### Required work
Set down each of the records below exactly as it reads. No pictures go into the copy.

### Source information
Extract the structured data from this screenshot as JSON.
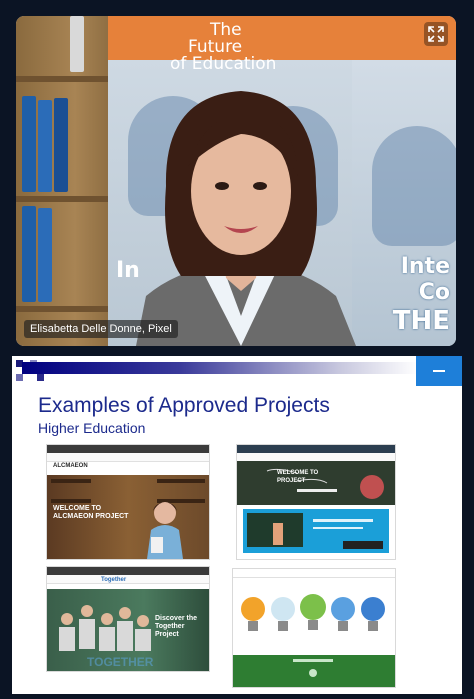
{
  "video": {
    "participant_name": "Elisabetta Delle Donne, Pixel",
    "banner_text": [
      "The",
      "Future",
      "of Education"
    ],
    "side_text": [
      "Inte",
      "Co",
      "THE"
    ],
    "left_text": "In",
    "expand_icon": "expand-icon"
  },
  "slide": {
    "title": "Examples of Approved Projects",
    "subtitle": "Higher Education",
    "minimize_icon": "minimize-icon",
    "thumbnails": [
      {
        "logo": "ALCMAEON",
        "hero_text": [
          "WELCOME TO",
          "ALCMAEON PROJECT"
        ]
      },
      {
        "hero_text": [
          "WELCOME TO",
          "PROJECT"
        ]
      },
      {
        "logo": "Together",
        "hero_text": [
          "Discover the",
          "Together Project"
        ],
        "footer": "TOGETHER"
      },
      {}
    ]
  }
}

### Exercise solution
Extract the structured data from this screenshot as JSON.
{
  "video": {
    "participant_name": "Elisabetta Delle Donne, Pixel",
    "banner_text": [
      "The",
      "Future",
      "of Education"
    ],
    "side_text": [
      "Inte",
      "Co",
      "THE"
    ],
    "left_text": "In",
    "expand_icon": "expand-icon"
  },
  "slide": {
    "title": "Examples of Approved Projects",
    "subtitle": "Higher Education",
    "minimize_icon": "minimize-icon",
    "thumbnails": [
      {
        "logo": "ALCMAEON",
        "hero_text": [
          "WELCOME TO",
          "ALCMAEON PROJECT"
        ]
      },
      {
        "hero_text": [
          "WELCOME TO",
          "PROJECT"
        ]
      },
      {
        "logo": "Together",
        "hero_text": [
          "Discover the",
          "Together Project"
        ],
        "footer": "TOGETHER"
      },
      {}
    ]
  }
}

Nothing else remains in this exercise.